The answer must consist of each line below that contains the string "icon".

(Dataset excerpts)
────────────────────────────────────────

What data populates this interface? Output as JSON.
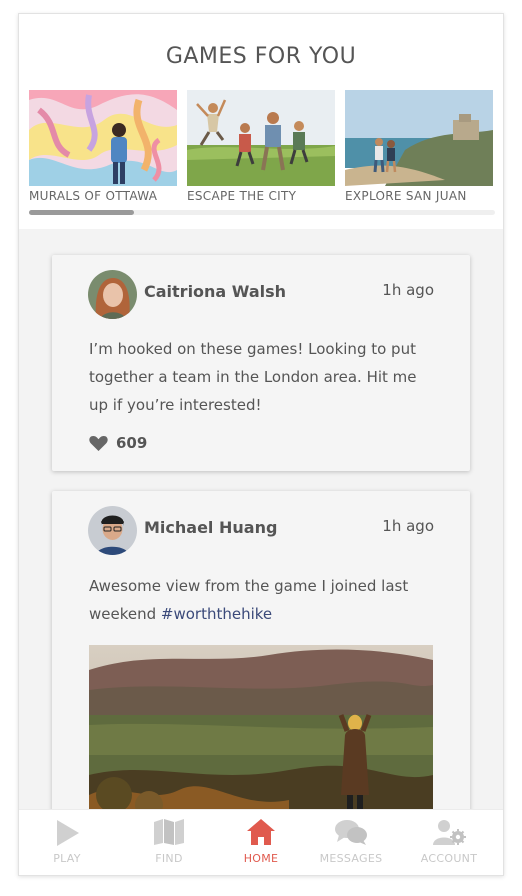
{
  "section_title": "GAMES FOR YOU",
  "games": [
    {
      "label": "MURALS OF OTTAWA"
    },
    {
      "label": "ESCAPE THE CITY"
    },
    {
      "label": "EXPLORE SAN JUAN"
    }
  ],
  "posts": [
    {
      "author": "Caitriona Walsh",
      "time": "1h ago",
      "text": "I’m hooked on these games! Looking to put together a team in the London area. Hit me up if you’re interested!",
      "likes": "609"
    },
    {
      "author": "Michael Huang",
      "time": "1h ago",
      "text": "Awesome view from the game I joined last weekend ",
      "hashtag": "#worththehike"
    }
  ],
  "tabs": [
    {
      "label": "PLAY",
      "icon": "play-icon"
    },
    {
      "label": "FIND",
      "icon": "map-icon"
    },
    {
      "label": "HOME",
      "icon": "home-icon"
    },
    {
      "label": "MESSAGES",
      "icon": "messages-icon"
    },
    {
      "label": "ACCOUNT",
      "icon": "account-settings-icon"
    }
  ],
  "colors": {
    "accent": "#e05a4e",
    "inactive": "#c8c8c8",
    "hashtag": "#3b4a7a"
  }
}
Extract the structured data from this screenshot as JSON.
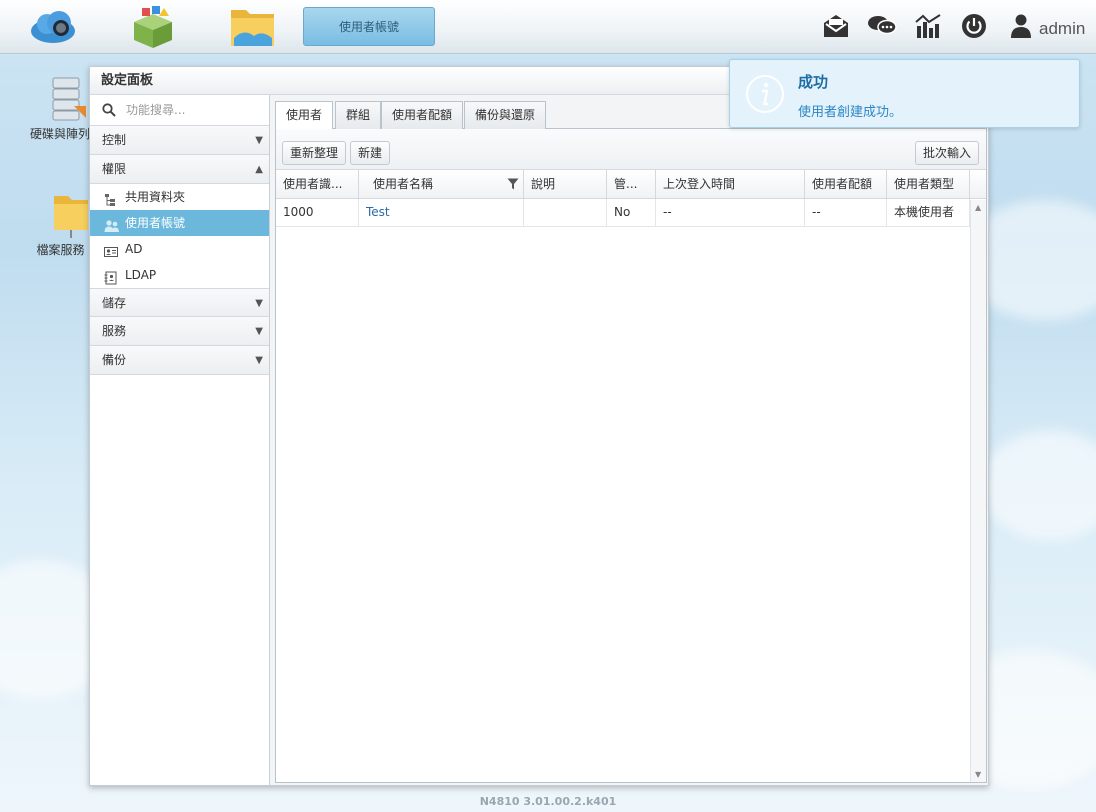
{
  "taskbar": {
    "active_task_label": "使用者帳號",
    "user_name": "admin"
  },
  "desktop": {
    "items": [
      {
        "label": "硬碟與陣列"
      },
      {
        "label": "檔案服務"
      }
    ]
  },
  "window": {
    "title": "設定面板",
    "search_placeholder": "功能搜尋...",
    "sections": [
      {
        "label": "控制",
        "expanded": false
      },
      {
        "label": "權限",
        "expanded": true,
        "items": [
          {
            "label": "共用資料夾"
          },
          {
            "label": "使用者帳號",
            "active": true
          },
          {
            "label": "AD"
          },
          {
            "label": "LDAP"
          }
        ]
      },
      {
        "label": "儲存",
        "expanded": false
      },
      {
        "label": "服務",
        "expanded": false
      },
      {
        "label": "備份",
        "expanded": false
      }
    ],
    "tabs": [
      "使用者",
      "群組",
      "使用者配額",
      "備份與還原"
    ],
    "toolbar": {
      "refresh_label": "重新整理",
      "new_label": "新建",
      "batch_label": "批次輸入"
    },
    "columns": [
      "使用者識...",
      "使用者名稱",
      "說明",
      "管...",
      "上次登入時間",
      "使用者配額",
      "使用者類型"
    ],
    "rows": [
      [
        "1000",
        "Test",
        "",
        "No",
        "--",
        "--",
        "本機使用者"
      ]
    ]
  },
  "notification": {
    "title": "成功",
    "message": "使用者創建成功。"
  },
  "footer": {
    "version": "N4810   3.01.00.2.k401"
  },
  "colors": {
    "accent": "#6bb8dc",
    "link": "#2a6aa8",
    "toast_title": "#1d6ea5"
  }
}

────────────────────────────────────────

Task answer:
      "icon": "play-icon"
      "icon": "map-icon"
      "icon": "home-icon"
      "icon": "messages-icon"
      "icon": "account-settings-icon"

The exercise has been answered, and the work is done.